We’re all people, not citizens
Remember when Mitt Romney told a citizen, “Corporations are people, my friend”?
This once-false belief was made real by Citizens United – one of the worst-ever Supreme Court decisions in recent times.
Because of this judicial ruling, corporations are not only really people – they are also citizens. And as we all learned in Civics 101, citizens pay taxes.
Oh, wait. Not so fast. Corporations once paid taxes. Now they say only human people should pay taxes. Businesses like Walgreens have been seriously considering renouncing their citizenship to avoid paying taxes on their overseas earnings.
Although physically remaining in America, businesses are stripping themselves of their U.S. citizenship by taking up tax residences overseas. They then become citizens of that foreign nation.
For instance, Walgreens, whose founding family gave our culture the iconic American drug store lunch counter, wants to be Swiss. Pfizer, begun from scratch by a German-American in a small brick building in New Jersey, prefers to be British.
So far, according to the nonpartisan Congressional Research Service, 72 companies have renounced their U.S. citizenship since 1983. But – get this – they’re keeping all the benefits that come from being “a person” in America. According to Bloomberg Financial News, their reasons for fleeing “had nothing to do with manufacturing costs or access to foreign markets. It was to escape taxes.”
Sadly, it’s simple greed.
The Economic Policy Institute is a Washington think tank created to include low- and middle-income workers’ interests in economic discussions. The EPI’s Thomas Hungerford discovered that AbbVie, a Chicago business, would rather be Irish, and Mylan, a Pittsburgh business, wants to become a Dutch firm.
Hungerford says these companies are fleeing our “dysfunctional corporate income tax system.” There is agreement in Congress that we need comprehensive tax reform. But when House Ways and Means Committee Chairman Dave Camp, R-Mich., ran a bill by House Speaker John Boehner, his first reaction was literally, “Blah, blah, blah, blah.”
Sen. Elizabeth Warren, D-Mass., doesn’t think corporate tax reform is “blather.” She nails it: “These companies are renouncing their American citizenship, turning their backs on this country, simply to boost their profits. They are taking advantage of all the good things that our government helps provide – educated workers … patent and copyright protections – and then running out on the bill.”
After two dozen American corporations had become foreign citizens a few years ago, two economists, Mihir A. Desai of Harvard University and James R. Hines Jr. of the University of Michigan, studied the impact.
Their 2002 study found that “market participants raised their expectations of future cash flows by more than could be justified (through) reduced repatriation taxes.”

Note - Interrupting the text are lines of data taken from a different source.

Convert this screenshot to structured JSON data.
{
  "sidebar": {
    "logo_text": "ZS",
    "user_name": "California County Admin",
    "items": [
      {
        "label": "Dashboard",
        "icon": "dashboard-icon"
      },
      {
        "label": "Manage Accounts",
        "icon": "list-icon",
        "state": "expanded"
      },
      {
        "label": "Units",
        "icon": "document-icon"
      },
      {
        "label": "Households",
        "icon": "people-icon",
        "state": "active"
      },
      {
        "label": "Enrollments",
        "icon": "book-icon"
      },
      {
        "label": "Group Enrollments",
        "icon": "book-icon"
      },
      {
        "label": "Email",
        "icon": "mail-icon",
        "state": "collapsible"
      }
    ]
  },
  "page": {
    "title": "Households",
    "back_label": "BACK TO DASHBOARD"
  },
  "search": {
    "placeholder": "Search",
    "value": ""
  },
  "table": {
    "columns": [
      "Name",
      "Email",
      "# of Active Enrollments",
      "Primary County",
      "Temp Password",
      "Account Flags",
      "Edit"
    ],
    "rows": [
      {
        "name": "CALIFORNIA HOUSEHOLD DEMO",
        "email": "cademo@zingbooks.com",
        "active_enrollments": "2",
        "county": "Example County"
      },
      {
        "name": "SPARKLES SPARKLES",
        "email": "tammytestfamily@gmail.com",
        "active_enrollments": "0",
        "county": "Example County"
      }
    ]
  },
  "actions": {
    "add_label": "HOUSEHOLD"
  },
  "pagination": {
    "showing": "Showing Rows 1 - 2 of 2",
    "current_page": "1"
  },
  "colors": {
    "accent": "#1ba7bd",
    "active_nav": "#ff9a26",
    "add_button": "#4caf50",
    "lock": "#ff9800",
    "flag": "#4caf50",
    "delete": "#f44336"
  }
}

Stephen Shea, a former Treasury official during the Reagan administration, has urged President Obama to take action on his own. Shea says invoking regulatory power from Section 385 of the Tax Code would be a “slam dunk” for the president and should stop many corporate flights for greed in their tracks. The law can stop a drain of billions from Treasury revenue that working- and middle-class citizens could have to make up out of their own pockets.
This is simply one of those issues for which Congress must end its stonewalling and focus on a comprehensive tax package that will ensure we have a revenue base to pay for essential government services.
Lawmakers cannot continue to say they are for tax reform but refuse to deal with it. Some are even saying it’s no big deal if a company isn’t American. What? How can corporate executives think of their companies as being American when they willfully choose to make them citizens of a foreign nation?
“People should not dawdle,” Shea says. Members of Congress have gone home to their districts or off on vacation. If a former Reagan official thinks business tax avoidance is so critical that it requires President Obama to go after these sunshine patriots with existing law, he should consider doing it.